> **Task goal**: Using the data below, gather each line that includes the word "table".
===== Records
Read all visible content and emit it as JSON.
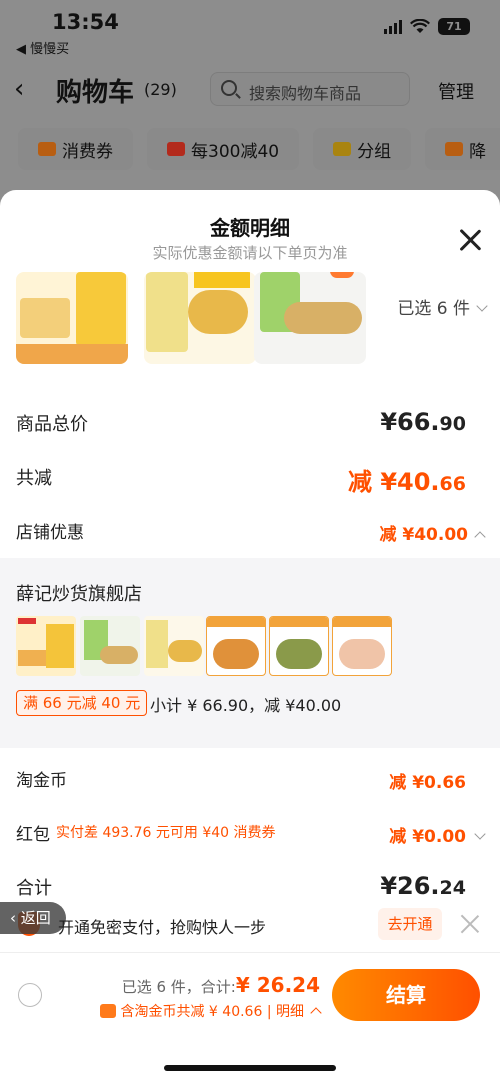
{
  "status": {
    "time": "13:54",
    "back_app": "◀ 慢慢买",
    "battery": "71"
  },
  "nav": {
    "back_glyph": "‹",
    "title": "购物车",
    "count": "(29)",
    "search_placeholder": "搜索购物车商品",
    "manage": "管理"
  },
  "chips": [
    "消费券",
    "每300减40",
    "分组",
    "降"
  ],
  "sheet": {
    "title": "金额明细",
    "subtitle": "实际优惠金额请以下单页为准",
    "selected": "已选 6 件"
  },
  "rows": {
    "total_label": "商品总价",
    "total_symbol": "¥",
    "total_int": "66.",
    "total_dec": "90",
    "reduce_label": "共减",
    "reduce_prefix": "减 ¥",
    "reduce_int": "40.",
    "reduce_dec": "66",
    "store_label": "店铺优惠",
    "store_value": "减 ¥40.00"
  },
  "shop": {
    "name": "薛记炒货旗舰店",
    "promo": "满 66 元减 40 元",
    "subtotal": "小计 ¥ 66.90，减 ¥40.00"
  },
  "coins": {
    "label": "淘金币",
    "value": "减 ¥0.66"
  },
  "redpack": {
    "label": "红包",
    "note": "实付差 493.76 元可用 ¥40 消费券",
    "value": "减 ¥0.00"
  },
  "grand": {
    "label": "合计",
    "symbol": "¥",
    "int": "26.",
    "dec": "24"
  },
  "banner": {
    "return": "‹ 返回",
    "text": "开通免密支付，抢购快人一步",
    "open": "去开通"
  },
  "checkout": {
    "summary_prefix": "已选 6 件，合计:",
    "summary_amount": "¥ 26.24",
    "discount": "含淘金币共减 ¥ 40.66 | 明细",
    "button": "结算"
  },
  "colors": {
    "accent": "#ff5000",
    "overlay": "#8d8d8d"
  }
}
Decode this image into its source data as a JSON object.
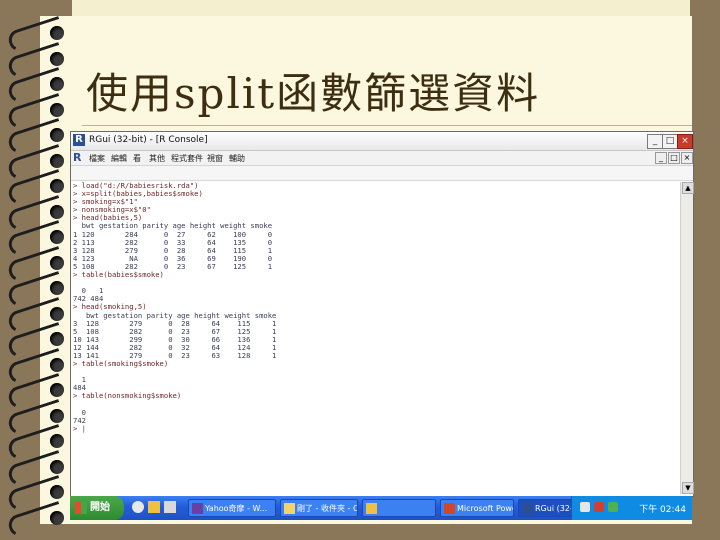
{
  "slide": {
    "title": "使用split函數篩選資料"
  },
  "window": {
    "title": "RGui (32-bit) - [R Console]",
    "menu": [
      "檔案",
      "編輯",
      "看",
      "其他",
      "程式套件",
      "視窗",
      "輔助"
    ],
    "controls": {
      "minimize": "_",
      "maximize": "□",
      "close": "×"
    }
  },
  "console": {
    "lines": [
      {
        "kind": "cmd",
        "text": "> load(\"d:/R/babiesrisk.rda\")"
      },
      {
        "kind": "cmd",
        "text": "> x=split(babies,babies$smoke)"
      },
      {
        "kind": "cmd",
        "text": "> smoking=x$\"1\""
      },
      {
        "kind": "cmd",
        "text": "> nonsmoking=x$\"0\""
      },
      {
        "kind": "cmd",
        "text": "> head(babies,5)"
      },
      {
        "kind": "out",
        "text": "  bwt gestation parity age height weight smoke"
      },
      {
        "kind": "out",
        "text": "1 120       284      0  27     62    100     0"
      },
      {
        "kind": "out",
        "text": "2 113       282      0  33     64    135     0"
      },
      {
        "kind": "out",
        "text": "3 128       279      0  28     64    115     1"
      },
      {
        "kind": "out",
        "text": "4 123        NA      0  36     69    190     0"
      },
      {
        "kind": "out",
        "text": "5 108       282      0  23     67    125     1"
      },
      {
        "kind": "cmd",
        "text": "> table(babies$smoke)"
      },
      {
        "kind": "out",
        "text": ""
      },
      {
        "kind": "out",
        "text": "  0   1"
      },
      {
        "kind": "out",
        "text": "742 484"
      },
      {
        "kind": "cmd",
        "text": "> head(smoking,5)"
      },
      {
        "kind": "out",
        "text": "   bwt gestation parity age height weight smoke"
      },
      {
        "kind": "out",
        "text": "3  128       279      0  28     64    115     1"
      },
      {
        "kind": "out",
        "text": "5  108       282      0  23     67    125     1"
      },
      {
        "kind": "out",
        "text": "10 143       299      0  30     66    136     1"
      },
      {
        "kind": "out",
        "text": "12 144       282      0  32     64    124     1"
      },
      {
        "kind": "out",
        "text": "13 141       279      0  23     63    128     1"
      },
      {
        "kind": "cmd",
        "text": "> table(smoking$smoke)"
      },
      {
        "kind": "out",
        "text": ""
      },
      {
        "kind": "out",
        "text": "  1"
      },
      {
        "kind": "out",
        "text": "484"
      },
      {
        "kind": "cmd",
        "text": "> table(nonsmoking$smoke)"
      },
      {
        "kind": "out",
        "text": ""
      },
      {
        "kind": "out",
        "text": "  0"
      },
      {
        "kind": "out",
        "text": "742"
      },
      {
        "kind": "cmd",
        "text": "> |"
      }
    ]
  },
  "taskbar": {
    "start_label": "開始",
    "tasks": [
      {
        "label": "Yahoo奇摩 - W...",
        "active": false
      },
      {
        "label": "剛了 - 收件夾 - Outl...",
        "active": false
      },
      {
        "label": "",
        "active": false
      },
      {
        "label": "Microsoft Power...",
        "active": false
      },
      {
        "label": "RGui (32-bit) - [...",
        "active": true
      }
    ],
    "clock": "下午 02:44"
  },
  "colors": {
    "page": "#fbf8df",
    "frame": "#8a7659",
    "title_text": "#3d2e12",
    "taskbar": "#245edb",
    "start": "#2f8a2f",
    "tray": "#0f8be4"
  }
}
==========
> **Task result**:
        "text": "> table(babies$smoke)"
        "text": "> table(smoking$smoke)"
        "text": "> table(nonsmoking$smoke)"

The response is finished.